THE DATA -
────────────────

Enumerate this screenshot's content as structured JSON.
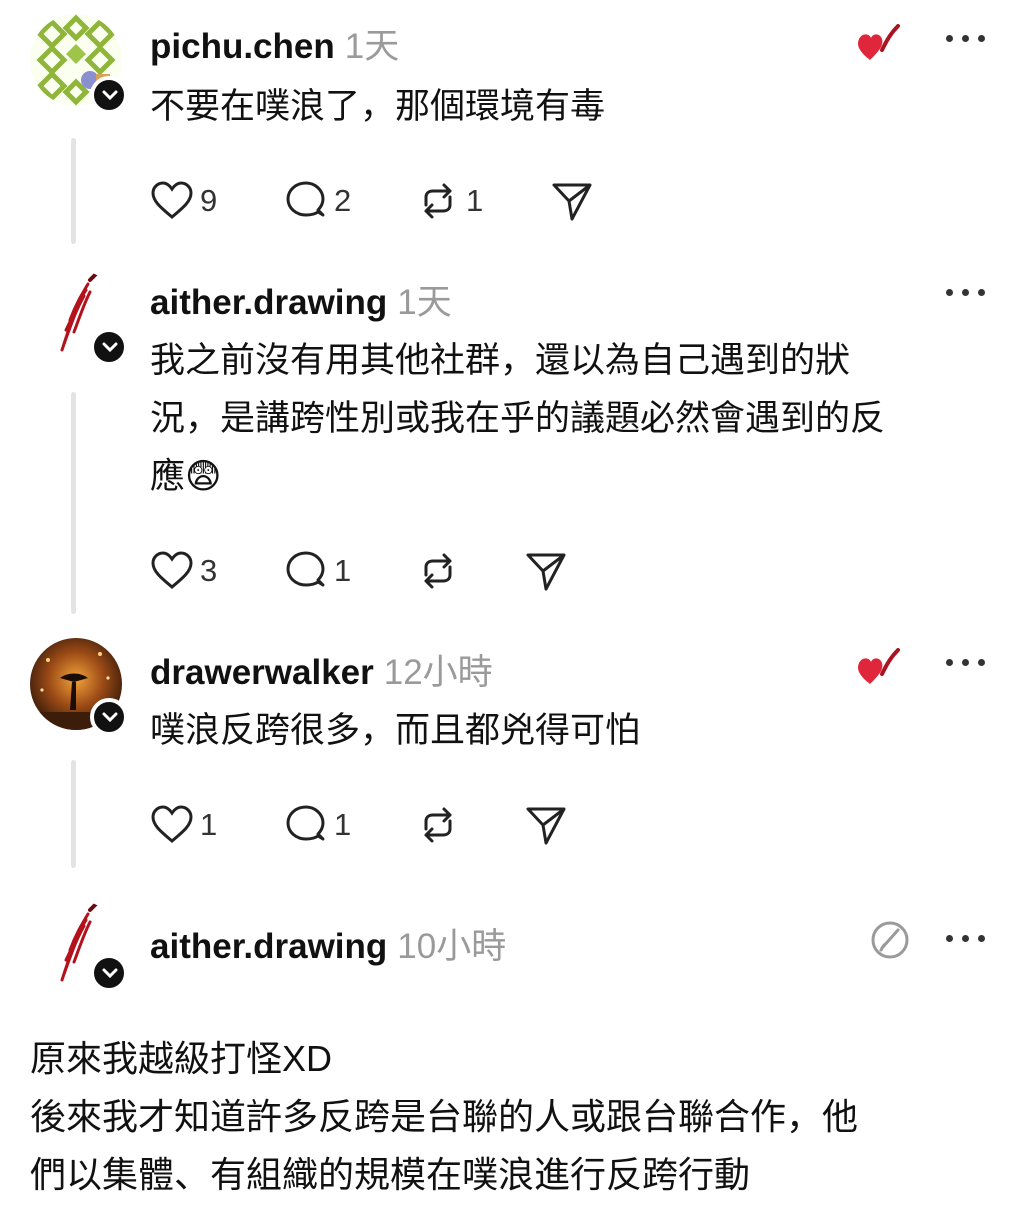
{
  "posts": [
    {
      "username": "pichu.chen",
      "time": "1天",
      "text": [
        "不要在噗浪了，那個環境有毒"
      ],
      "likes": "9",
      "replies": "2",
      "reposts": "1"
    },
    {
      "username": "aither.drawing",
      "time": "1天",
      "text": [
        "我之前沒有用其他社群，還以為自己遇到的狀",
        "況，是講跨性別或我在乎的議題必然會遇到的反",
        "應😨"
      ],
      "likes": "3",
      "replies": "1",
      "reposts": ""
    },
    {
      "username": "drawerwalker",
      "time": "12小時",
      "text": [
        "噗浪反跨很多，而且都兇得可怕"
      ],
      "likes": "1",
      "replies": "1",
      "reposts": ""
    },
    {
      "username": "aither.drawing",
      "time": "10小時",
      "text": [
        "原來我越級打怪XD",
        "後來我才知道許多反跨是台聯的人或跟台聯合作，他",
        "們以集體、有組織的規模在噗浪進行反跨行動"
      ]
    }
  ],
  "colors": {
    "like_red": "#e0263a",
    "muted": "#9a9a9a",
    "text": "#111111"
  },
  "icons": [
    "heart-icon",
    "comment-icon",
    "repost-icon",
    "share-icon",
    "more-icon",
    "chevron-down-icon",
    "edit-icon",
    "liked-by-author-icon"
  ]
}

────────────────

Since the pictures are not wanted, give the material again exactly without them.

PROBLEM SOLUTION -
Enumerate this screenshot's content as structured JSON.
{
  "posts": [
    {
      "username": "pichu.chen",
      "time": "1天",
      "text": [
        "不要在噗浪了，那個環境有毒"
      ],
      "likes": "9",
      "replies": "2",
      "reposts": "1"
    },
    {
      "username": "aither.drawing",
      "time": "1天",
      "text": [
        "我之前沒有用其他社群，還以為自己遇到的狀",
        "況，是講跨性別或我在乎的議題必然會遇到的反",
        "應😨"
      ],
      "likes": "3",
      "replies": "1",
      "reposts": ""
    },
    {
      "username": "drawerwalker",
      "time": "12小時",
      "text": [
        "噗浪反跨很多，而且都兇得可怕"
      ],
      "likes": "1",
      "replies": "1",
      "reposts": ""
    },
    {
      "username": "aither.drawing",
      "time": "10小時",
      "text": [
        "原來我越級打怪XD",
        "後來我才知道許多反跨是台聯的人或跟台聯合作，他",
        "們以集體、有組織的規模在噗浪進行反跨行動"
      ]
    }
  ],
  "colors": {
    "like_red": "#e0263a",
    "muted": "#9a9a9a",
    "text": "#111111"
  },
  "icons": [
    "heart-icon",
    "comment-icon",
    "repost-icon",
    "share-icon",
    "more-icon",
    "chevron-down-icon",
    "edit-icon",
    "liked-by-author-icon"
  ]
}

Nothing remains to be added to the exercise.